By Anny Ma *
Opinion - It pains me greatly that in 2018 this even needs to be said, but mocking another culture (or group) for your own amusement is not funny - it's degrading.
My parents are Chinese immigrants, and I was born in Christchurch, a place I'm constantly told "isn't that bad" in regards to racism.
I've never once heard a person of colour utter this phrase. In fact, the people who have told me my entire life that something isn't racist, and that it's not really a big deal, have been predominantly Pākehā.
But I am constantly reminded that my heritage is actually just a punchline, despite descending from one of the oldest civilisations of the world with an incredibly rich history and culture.
Bamboozle restaurant in my 'not that racist' hometown of Christchurch has further proved this, by creating a menu where Asian Fusion dishes are named by childishly butchering words through phonetically writing them out "how an Asian would speak".
"We've plenty of world class restaurants in New Zealand, there's nothing world class about using racial stereotypes to sell food," Dame Susan Devoy https://t.co/6VDhoVXaoK— NZ Human Rights Commission (@NZHumanRights) January 15, 2018
This far too common trope is based on degrading stereotypes, and while some Asians may have thicker accents as they (very admirably) learn another language to help them assimilate into Western culture, making fun of them for this is completely unnecessary.
The small-minded may be amused by this for three seconds, but the people on the receiving end of this 'joke' will remember the incredible discomfort, embarrassment, and self-loathing you made them feel for much, much longer.

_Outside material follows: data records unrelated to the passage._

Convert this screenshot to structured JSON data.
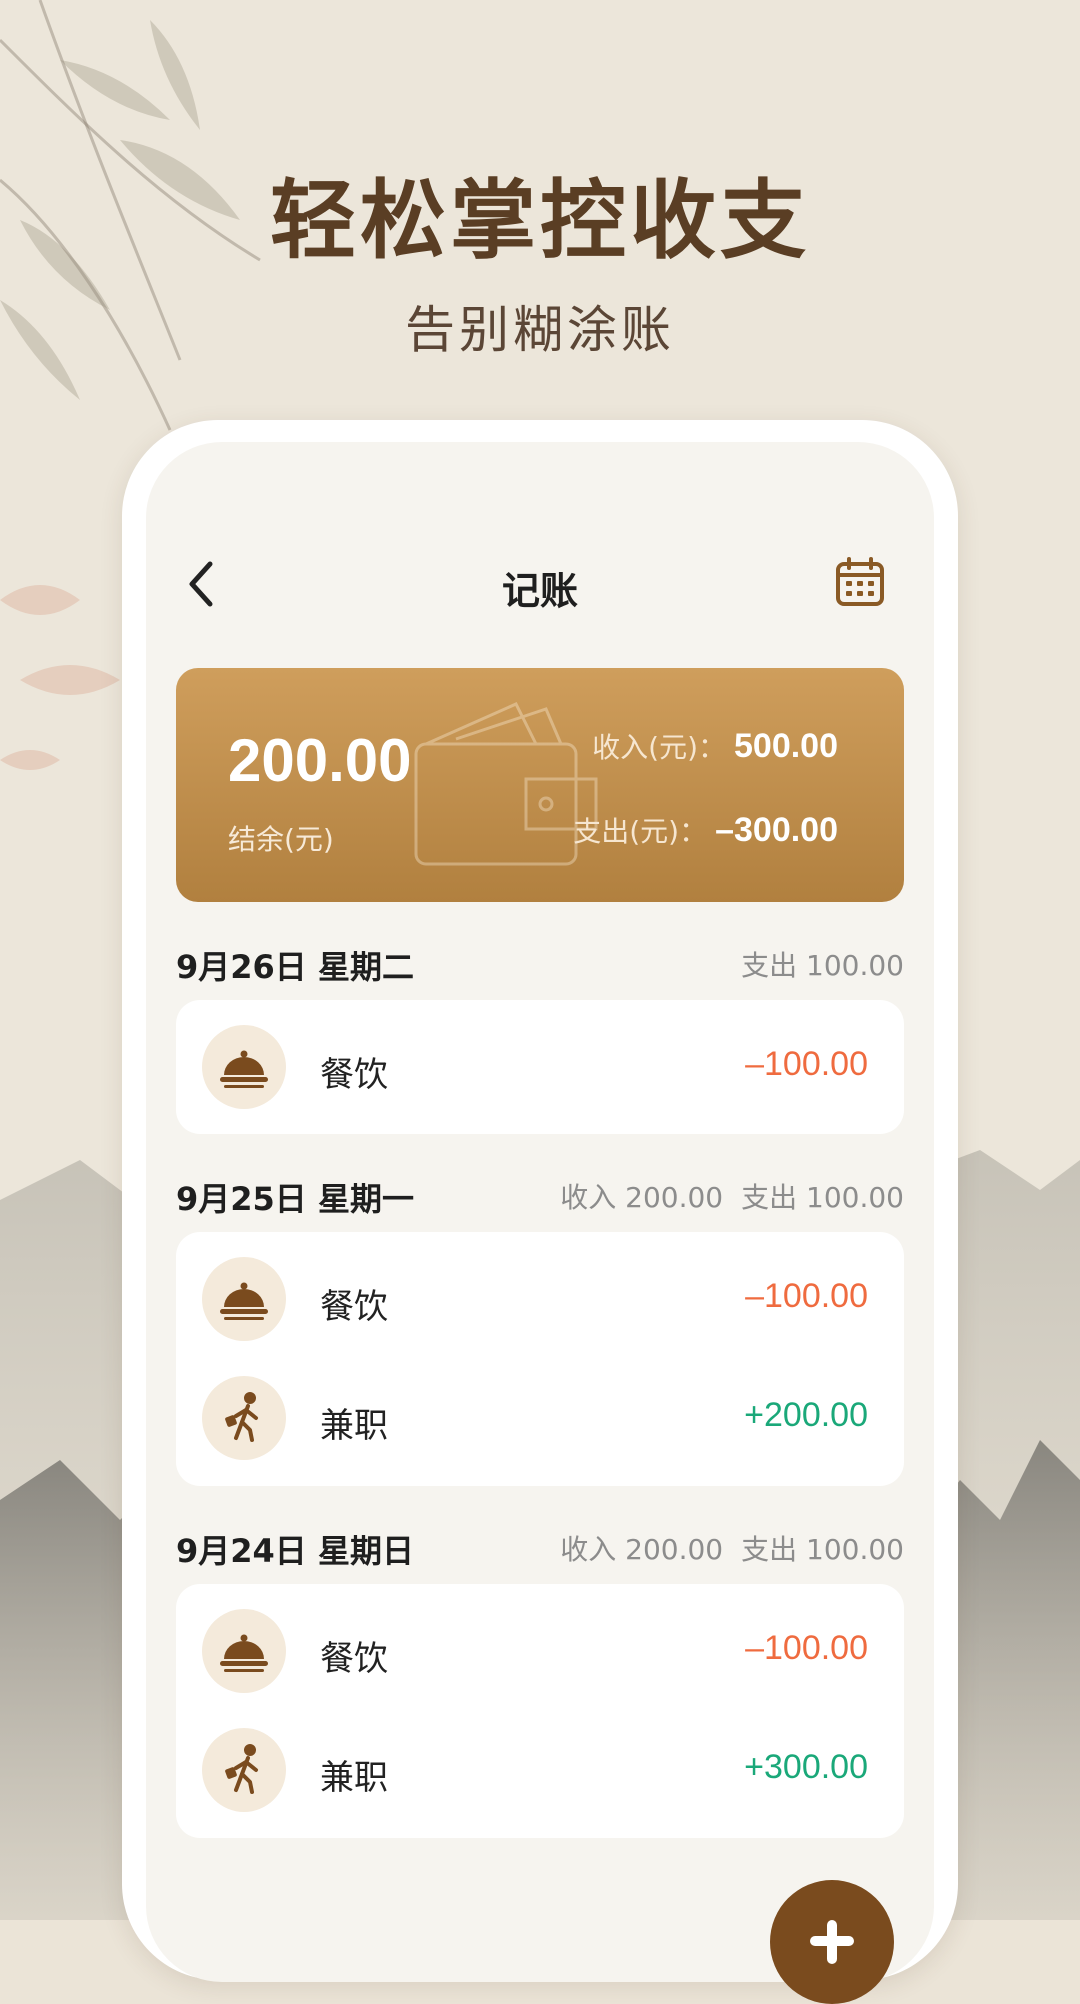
{
  "promo": {
    "headline": "轻松掌控收支",
    "subline": "告别糊涂账"
  },
  "nav": {
    "back_icon": "chevron-left-icon",
    "title": "记账",
    "calendar_icon": "calendar-icon"
  },
  "summary": {
    "balance": "200.00",
    "balance_label": "结余(元)",
    "income_label": "收入(元)：",
    "income_value": "500.00",
    "expense_label": "支出(元)：",
    "expense_value": "–300.00"
  },
  "days": [
    {
      "date": "9月26日  星期二",
      "income": "",
      "expense": "支出 100.00",
      "items": [
        {
          "icon": "food-cloche-icon",
          "name": "餐饮",
          "amount": "–100.00",
          "kind": "neg"
        }
      ]
    },
    {
      "date": "9月25日  星期一",
      "income": "收入 200.00",
      "expense": "支出 100.00",
      "items": [
        {
          "icon": "food-cloche-icon",
          "name": "餐饮",
          "amount": "–100.00",
          "kind": "neg"
        },
        {
          "icon": "walking-worker-icon",
          "name": "兼职",
          "amount": "+200.00",
          "kind": "pos"
        }
      ]
    },
    {
      "date": "9月24日  星期日",
      "income": "收入 200.00",
      "expense": "支出 100.00",
      "items": [
        {
          "icon": "food-cloche-icon",
          "name": "餐饮",
          "amount": "–100.00",
          "kind": "neg"
        },
        {
          "icon": "walking-worker-icon",
          "name": "兼职",
          "amount": "+300.00",
          "kind": "pos"
        }
      ]
    }
  ],
  "fab": {
    "icon": "plus-icon"
  },
  "colors": {
    "accent_brown": "#7a4b1e",
    "card_gold_top": "#cf9e5c",
    "card_gold_bottom": "#b1803f",
    "expense": "#ef6b3f",
    "income": "#1aa879",
    "icon_bg": "#f4eadb"
  }
}
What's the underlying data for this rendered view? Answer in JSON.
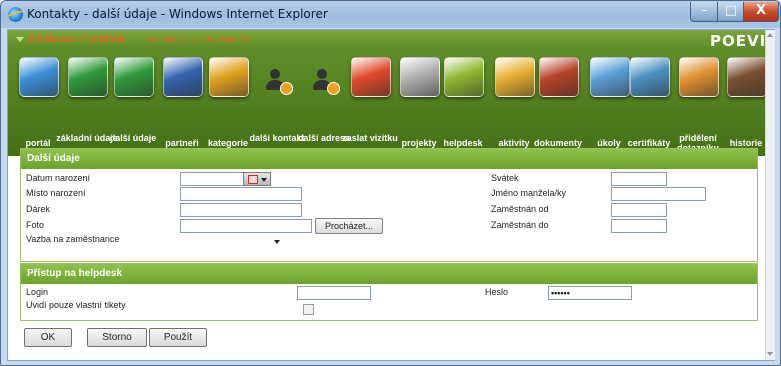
{
  "window": {
    "title": "Kontakty - další údaje - Windows Internet Explorer",
    "minimize_glyph": "–",
    "maximize_glyph": "□",
    "close_glyph": "X"
  },
  "header": {
    "contact_name": "Zvrškovec František",
    "company": "Homolo, s.r.o. / Prodejna ČR",
    "logo_text": "POEVI"
  },
  "toolbar": {
    "items": [
      {
        "label": "portál",
        "icon": "globe-icon",
        "color": "#3a8fd8"
      },
      {
        "label": "základní údaje",
        "icon": "person-card-icon",
        "color": "#2f9a3a"
      },
      {
        "label": "další údaje",
        "icon": "person-card-icon",
        "color": "#2f9a3a"
      },
      {
        "label": "partneři",
        "icon": "factory-icon",
        "color": "#3264b0"
      },
      {
        "label": "kategorie",
        "icon": "binders-icon",
        "color": "#e0a020"
      },
      {
        "label": "další kontakt",
        "icon": "add-person-icon",
        "color": "#444444"
      },
      {
        "label": "další adresa",
        "icon": "add-person-icon",
        "color": "#444444"
      },
      {
        "label": "zaslat vizitku",
        "icon": "email-export-icon",
        "color": "#e04a2a"
      },
      {
        "label": "projekty",
        "icon": "cabinet-icon",
        "color": "#b0b0b0"
      },
      {
        "label": "helpdesk",
        "icon": "hd-gear-icon",
        "color": "#8fb830"
      },
      {
        "label": "aktivity",
        "icon": "calendar-icon",
        "color": "#e8b030"
      },
      {
        "label": "dokumenty",
        "icon": "folder-icon",
        "color": "#b8422a"
      },
      {
        "label": "úkoly",
        "icon": "checklist-icon",
        "color": "#5aa0d8"
      },
      {
        "label": "certifikáty",
        "icon": "certificate-icon",
        "color": "#4a90c0"
      },
      {
        "label": "přidělení dotazníku",
        "icon": "questionnaire-icon",
        "color": "#e09030"
      },
      {
        "label": "historie",
        "icon": "books-icon",
        "color": "#7a5030"
      }
    ]
  },
  "section_details": {
    "title": "Další údaje",
    "left_fields": [
      {
        "label": "Datum narození",
        "value": ""
      },
      {
        "label": "Místo narození",
        "value": ""
      },
      {
        "label": "Dárek",
        "value": ""
      },
      {
        "label": "Foto",
        "value": ""
      },
      {
        "label": "Vazba na zaměstnance",
        "value": ""
      }
    ],
    "browse_label": "Procházet...",
    "right_fields": [
      {
        "label": "Svátek",
        "value": ""
      },
      {
        "label": "Jméno manžela/ky",
        "value": ""
      },
      {
        "label": "Zaměstnán od",
        "value": ""
      },
      {
        "label": "Zaměstnán do",
        "value": ""
      }
    ]
  },
  "section_helpdesk": {
    "title": "Přístup na helpdesk",
    "login_label": "Login",
    "login_value": "",
    "password_label": "Heslo",
    "password_value": "••••••",
    "own_tickets_label": "Uvidí pouze vlastní tikety"
  },
  "buttons": {
    "ok": "OK",
    "cancel": "Storno",
    "apply": "Použít"
  }
}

Asian Fusion cuisine has become a trend as of late, where 'restaurateurs' cherry-pick their favourite flavours and cooking styles from the largest and most-populated continent to create a disjointed menu that seems ethnic and exciting for patrons. Typically, the menu and decor will feature bamboo, exotic fonts, and symbols more commonly seen as tattoos on people who go to Thailand for full moon parties.

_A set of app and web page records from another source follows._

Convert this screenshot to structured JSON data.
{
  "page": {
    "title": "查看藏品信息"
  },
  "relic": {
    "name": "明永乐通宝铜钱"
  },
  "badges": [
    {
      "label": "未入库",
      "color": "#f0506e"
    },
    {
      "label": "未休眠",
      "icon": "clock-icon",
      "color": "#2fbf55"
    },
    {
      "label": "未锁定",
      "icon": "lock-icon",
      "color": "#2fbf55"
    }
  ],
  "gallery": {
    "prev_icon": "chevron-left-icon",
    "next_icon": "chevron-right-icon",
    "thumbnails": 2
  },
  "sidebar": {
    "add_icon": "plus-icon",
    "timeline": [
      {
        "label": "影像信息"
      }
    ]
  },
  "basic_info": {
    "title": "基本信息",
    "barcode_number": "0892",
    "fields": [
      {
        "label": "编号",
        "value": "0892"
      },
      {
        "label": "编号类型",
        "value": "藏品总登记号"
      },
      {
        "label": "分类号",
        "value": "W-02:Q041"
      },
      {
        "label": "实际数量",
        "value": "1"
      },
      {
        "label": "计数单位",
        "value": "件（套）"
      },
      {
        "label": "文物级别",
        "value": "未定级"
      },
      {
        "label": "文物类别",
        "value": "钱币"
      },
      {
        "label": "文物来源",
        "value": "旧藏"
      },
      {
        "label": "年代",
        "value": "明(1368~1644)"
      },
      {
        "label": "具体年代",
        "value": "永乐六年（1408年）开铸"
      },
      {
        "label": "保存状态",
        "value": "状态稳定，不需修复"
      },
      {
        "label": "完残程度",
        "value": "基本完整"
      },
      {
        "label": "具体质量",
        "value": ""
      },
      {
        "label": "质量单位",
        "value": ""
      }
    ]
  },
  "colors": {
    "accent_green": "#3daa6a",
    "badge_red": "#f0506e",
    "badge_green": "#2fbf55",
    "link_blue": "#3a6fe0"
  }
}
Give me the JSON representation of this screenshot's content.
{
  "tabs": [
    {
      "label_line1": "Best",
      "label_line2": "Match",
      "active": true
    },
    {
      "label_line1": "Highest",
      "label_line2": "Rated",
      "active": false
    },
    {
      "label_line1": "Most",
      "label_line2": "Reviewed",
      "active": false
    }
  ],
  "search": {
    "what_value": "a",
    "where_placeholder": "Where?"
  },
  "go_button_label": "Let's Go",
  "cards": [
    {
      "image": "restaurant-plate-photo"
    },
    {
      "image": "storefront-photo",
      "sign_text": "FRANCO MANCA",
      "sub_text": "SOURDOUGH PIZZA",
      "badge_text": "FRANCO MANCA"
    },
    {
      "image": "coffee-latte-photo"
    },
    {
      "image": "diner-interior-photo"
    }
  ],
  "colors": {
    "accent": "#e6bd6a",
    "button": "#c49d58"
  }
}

The food I was mocked for eating through my childhood is now an Instagram trend, and completely gentrified to the point that I'll routinely be asked if I've tried dishes as basic as fried rice: while you ate eggs on toast for breakfast growing up, I ate egg fried rice.
Since the menu was posted online, there's been a lot of commentary provided by those with zero authority on the topic. If you are not Asian, this is not the time to tell us we can't be offended, or to "lighten up" as 59 percent of voters in a Stuff poll thought.
There have also been comments by people like Professor James Liu of Massey University, who found the menu insensitive but said he believed there was no malicious intent so didn't go as far as labelling it racist.
Unfortunately, 'Racism' is a word that causes more shock than the behaviour itself. Being a minority, I completely understand being in a situation where you don't want to upset the status quo for fear of negative consequences.
I am a firm believer that if your behaviour is not problematic, you shouldn't have to defend it. This behaviour is not something anybody should be seen to support or agree with.
The next time you've got a craving for pork and chive dumplings or egg fried rice, think twice about where you satisfy it - will you engage in a cultural exchange with people proud of their heritage and cuisine, or with a colonised and diluted stereotype of it?
Food for both your belly and thoughts.
* Anny Ma is a freelance writer and communications specialist who lives in Tāmaki Makaurau. She recently read 'Looptail' by Bruce Poon Tip and won't stop recommending it to people.